┌─ RECORDS SHOWN
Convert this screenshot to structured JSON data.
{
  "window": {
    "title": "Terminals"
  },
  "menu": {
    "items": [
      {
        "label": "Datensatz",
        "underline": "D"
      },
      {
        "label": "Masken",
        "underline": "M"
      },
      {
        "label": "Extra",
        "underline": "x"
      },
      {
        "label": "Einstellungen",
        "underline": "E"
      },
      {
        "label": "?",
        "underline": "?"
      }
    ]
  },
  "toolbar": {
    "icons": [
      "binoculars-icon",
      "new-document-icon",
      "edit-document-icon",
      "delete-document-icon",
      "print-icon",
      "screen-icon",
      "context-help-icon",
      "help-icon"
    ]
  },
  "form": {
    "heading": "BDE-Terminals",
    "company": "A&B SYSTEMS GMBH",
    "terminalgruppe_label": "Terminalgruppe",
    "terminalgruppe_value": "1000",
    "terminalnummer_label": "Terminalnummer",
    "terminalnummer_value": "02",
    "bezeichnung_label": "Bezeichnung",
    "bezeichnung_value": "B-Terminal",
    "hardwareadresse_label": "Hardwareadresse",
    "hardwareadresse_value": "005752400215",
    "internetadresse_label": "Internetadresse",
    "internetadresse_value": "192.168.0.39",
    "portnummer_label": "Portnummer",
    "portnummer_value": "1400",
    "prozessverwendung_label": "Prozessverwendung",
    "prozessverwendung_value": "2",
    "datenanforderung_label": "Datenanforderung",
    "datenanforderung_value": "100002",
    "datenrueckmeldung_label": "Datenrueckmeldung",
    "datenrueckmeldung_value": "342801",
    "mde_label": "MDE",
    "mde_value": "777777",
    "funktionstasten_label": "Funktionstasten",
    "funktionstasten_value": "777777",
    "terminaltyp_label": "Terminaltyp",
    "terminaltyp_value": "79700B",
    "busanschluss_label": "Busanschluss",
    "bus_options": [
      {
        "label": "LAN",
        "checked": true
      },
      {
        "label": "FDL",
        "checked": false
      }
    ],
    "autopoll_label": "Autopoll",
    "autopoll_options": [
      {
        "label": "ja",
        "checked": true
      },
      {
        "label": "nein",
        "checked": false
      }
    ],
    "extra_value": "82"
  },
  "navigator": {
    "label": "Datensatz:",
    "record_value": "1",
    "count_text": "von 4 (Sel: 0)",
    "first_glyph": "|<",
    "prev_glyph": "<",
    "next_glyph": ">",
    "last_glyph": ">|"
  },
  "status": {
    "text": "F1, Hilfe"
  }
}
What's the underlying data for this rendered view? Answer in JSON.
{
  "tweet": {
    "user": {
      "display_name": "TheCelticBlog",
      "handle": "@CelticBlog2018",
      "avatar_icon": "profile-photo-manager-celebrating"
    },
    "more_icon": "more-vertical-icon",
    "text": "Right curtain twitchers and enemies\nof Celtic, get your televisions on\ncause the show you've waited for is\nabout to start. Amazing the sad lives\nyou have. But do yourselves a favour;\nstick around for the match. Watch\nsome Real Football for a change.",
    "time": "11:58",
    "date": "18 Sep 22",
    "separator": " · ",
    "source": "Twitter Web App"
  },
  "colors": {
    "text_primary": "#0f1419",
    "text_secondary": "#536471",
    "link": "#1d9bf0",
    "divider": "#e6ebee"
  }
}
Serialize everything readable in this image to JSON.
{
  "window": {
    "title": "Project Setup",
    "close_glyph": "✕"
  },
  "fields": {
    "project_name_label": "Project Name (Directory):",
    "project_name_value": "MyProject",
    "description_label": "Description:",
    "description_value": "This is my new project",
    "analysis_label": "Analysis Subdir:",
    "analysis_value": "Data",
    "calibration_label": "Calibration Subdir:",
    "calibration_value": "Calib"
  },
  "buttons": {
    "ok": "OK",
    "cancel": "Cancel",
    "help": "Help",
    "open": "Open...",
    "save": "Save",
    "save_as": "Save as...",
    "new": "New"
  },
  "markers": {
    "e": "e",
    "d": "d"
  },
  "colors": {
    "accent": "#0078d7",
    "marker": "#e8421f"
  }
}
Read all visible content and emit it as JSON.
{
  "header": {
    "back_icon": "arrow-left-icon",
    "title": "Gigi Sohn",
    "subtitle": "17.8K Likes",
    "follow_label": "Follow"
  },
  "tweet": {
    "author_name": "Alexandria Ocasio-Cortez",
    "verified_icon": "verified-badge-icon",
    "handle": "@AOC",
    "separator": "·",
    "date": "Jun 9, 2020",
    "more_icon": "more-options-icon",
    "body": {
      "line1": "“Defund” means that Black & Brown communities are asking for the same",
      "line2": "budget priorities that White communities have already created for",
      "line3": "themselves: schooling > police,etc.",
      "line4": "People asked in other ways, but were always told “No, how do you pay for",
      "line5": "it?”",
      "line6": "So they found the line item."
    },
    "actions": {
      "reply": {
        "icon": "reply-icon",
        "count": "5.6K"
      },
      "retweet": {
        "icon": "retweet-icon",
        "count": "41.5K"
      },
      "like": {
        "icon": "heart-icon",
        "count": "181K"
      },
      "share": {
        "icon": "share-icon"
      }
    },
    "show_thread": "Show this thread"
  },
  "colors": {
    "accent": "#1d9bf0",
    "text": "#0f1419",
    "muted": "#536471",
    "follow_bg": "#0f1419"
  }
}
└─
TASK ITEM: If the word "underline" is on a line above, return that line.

REPLY:
        "underline": "D"
        "underline": "M"
        "underline": "x"
        "underline": "E"
        "underline": "?"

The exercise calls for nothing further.